money off them" so they bypass you by simply chopping off
the end of your affiliate link that contains your ID.

Instead of buying from www.ebookaboutcats.com/?live-well,
the bypasser will simply "chop off" the affiliate ID at the
end and simply buy from the plain URL www.ebookaboutcats.com
--without your affiliate ID attached!

Either way, you get cheated out of your rightful commission.

To help you fight these affiliate link hijackers I offer a
couple of my best (proven and battle tested) tips, which
will at least confuse these "hijackers" and, in many cases,
often defeat and disarm them completely.

Side Note: If someone really, really wants to steal your
affiliate commission, they will find a way; however, most
hijackers are just opportunists who will only act if they
see an easy buck.

The first and cheapest way to hide your affiliate links is
using a javascript redirect page. This is where you hide
your affiliate link in a page on your site using a simple
javascript that redirects people to your affiliate link.

It works great not to expose your "naked" affiliate link in
your actual email messages and ezine ads, but, once people
get redirected to the true affiliate link, many affiliate
programs expose the affiliate link along with your ID in the
browser address bar.

Here's an example of a redirect script in action.
Click => http://www.ebookfire.com/esejs.html

Notice how the link takes you to a page where you can see my
affiliate ID, ebookfire, in your web browser's address bar.

Like it or not, someone can replace my ID with theirs and
"hijack" the commission... but at least the redirect script
keeps them from immediately seeing my "naked" affiliate link
(http://hop.clickbank.net/?ebookfire/ebksecrets) when I
publish it in my newsletter, email, or on my website.

You can get free redirect scripts just about anywhere you
find free javascripts. Here is the script I use
http://www.ebookfire.com/jrs.shtml.

A better way to hide your affiliate links is using a zero-
frame or "invisible" frame that masks the affiliate link by
making it appear you are sending people to a page on your
website. In reality, you are actually sending them to your
affiliate link.

This is the technique used by those "sub-domain" redirect
services that provide you with urls like
http://ese.ebookfire.net.

While giving someone a link like that is much better than
using a "naked" affiliate link such as
http://hop.clickbank.net/?ebookfire/ebksecrets, there is a
problem. As soon as someone does a "view >> source" in their
web browser they'll see your naked affiliate link plain as
day... which instantly blows your cover!

Currently the best way to protect your affiliate commissions
from ruthless hijackers is to use a combination of a zero-
frame page along with URL encryption. This involves sending
someone to URL that looks like a page on your site, but
actually pulls in your affiliate link like those "sub-
domain" services. However, there's one critical
difference...

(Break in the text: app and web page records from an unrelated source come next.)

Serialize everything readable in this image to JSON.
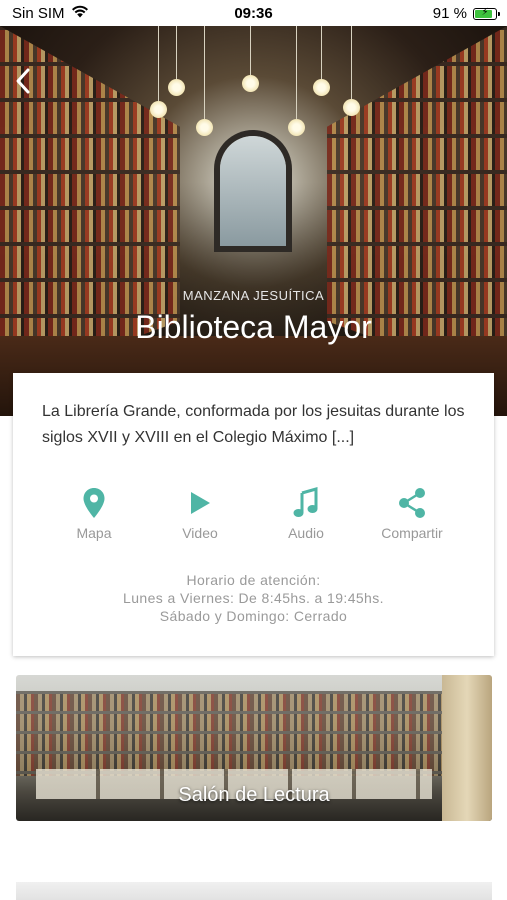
{
  "status_bar": {
    "carrier": "Sin SIM",
    "time": "09:36",
    "battery_percent": "91 %",
    "battery_level": 0.91,
    "wifi_icon": "wifi-icon",
    "battery_icon": "battery-charging-icon"
  },
  "hero": {
    "subtitle": "MANZANA JESUÍTICA",
    "title": "Biblioteca Mayor",
    "back_icon": "chevron-left-icon"
  },
  "info": {
    "description": "La Librería Grande, conformada por los jesuitas durante los siglos XVII y XVIII en el Colegio Máximo [...]",
    "actions": [
      {
        "label": "Mapa",
        "icon": "map-pin-icon"
      },
      {
        "label": "Video",
        "icon": "play-icon"
      },
      {
        "label": "Audio",
        "icon": "music-note-icon"
      },
      {
        "label": "Compartir",
        "icon": "share-icon"
      }
    ],
    "hours": {
      "title": "Horario de atención:",
      "weekdays": "Lunes a Viernes: De 8:45hs. a 19:45hs.",
      "weekend": "Sábado y Domingo: Cerrado"
    }
  },
  "rooms": [
    {
      "title": "Salón de Lectura"
    }
  ],
  "colors": {
    "accent": "#4fb5a5",
    "label_gray": "#999999",
    "text_dark": "#333333"
  }
}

If someone does a "view >> source" in their browser, you
have added protection in that all they will see is a jumble
of computer code (http:) instead of
your naked affiliate link.

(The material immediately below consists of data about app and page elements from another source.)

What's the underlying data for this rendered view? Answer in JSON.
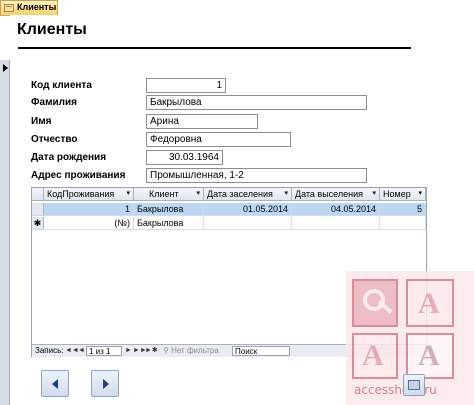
{
  "window": {
    "tab_title": "Клиенты"
  },
  "form": {
    "title": "Клиенты",
    "fields": {
      "client_id": {
        "label": "Код клиента",
        "value": "1"
      },
      "last_name": {
        "label": "Фамилия",
        "value": "Бакрылова"
      },
      "first_name": {
        "label": "Имя",
        "value": "Арина"
      },
      "patronymic": {
        "label": "Отчество",
        "value": "Федоровна"
      },
      "birth_date": {
        "label": "Дата рождения",
        "value": "30.03.1964"
      },
      "address": {
        "label": "Адрес проживания",
        "value": "Промышленная, 1-2"
      }
    }
  },
  "subform": {
    "columns": [
      "КодПроживания",
      "Клиент",
      "Дата заселения",
      "Дата выселения",
      "Номер"
    ],
    "dropdown_glyph": "▾",
    "rows": [
      {
        "id": "1",
        "client": "Бакрылова",
        "checkin": "01.05.2014",
        "checkout": "04.05.2014",
        "room": "5"
      }
    ],
    "new_row": {
      "marker": "✱",
      "id": "(№)",
      "client": "Бакрылова"
    }
  },
  "navigator": {
    "label": "Запись:",
    "first": "◄◄",
    "prev": "◄",
    "position": "1 из 1",
    "next": "►",
    "last": "►►",
    "new": "►✱",
    "filter": "Нет фильтра",
    "search_placeholder": "Поиск"
  },
  "watermark": {
    "text": "accesshelp.ru"
  }
}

Check out this example of a zero-frame with URL encryption
in action.
Click => http://www.ebookfire.com/ese.html

Side Note: Beware of cloaking scripts that use javascript
because they could malfunction in some web browsers.

Here's the bottom line: if you are going to sell through
other people's affiliate programs, never send a "naked"
affiliate link... you're just asking for people to hijack or
bypass you if you do.

Though nobody has a 100% perfect solution to this problem,
if you want to get paid more often through your affiliate
links, make sure it's not obvious you're referring people to
an affiliate link. If they can't easily see how to hijack or
bypass your link, a lot more people who would have taken the
money out of your pocket just go ahead and buy through your
link - which is, after all, the whole point! :-)

-=-=-=-=-=-=-=-=-=-=-=-=-=-=-
Jim Edwards is the author of numerous best-selling ebooks
and earns thousands every month in affiliate commissions.
Jim is the developer of "Affiliate Link Cloaker," the web's
easiest, fastest, and safest way for even "non-techies" to
protect their affiliate links and STOP ruthless "hijackers".
Click Here

0 Comments:

Post a Comment

Links to this post:

Create a Link

<< Home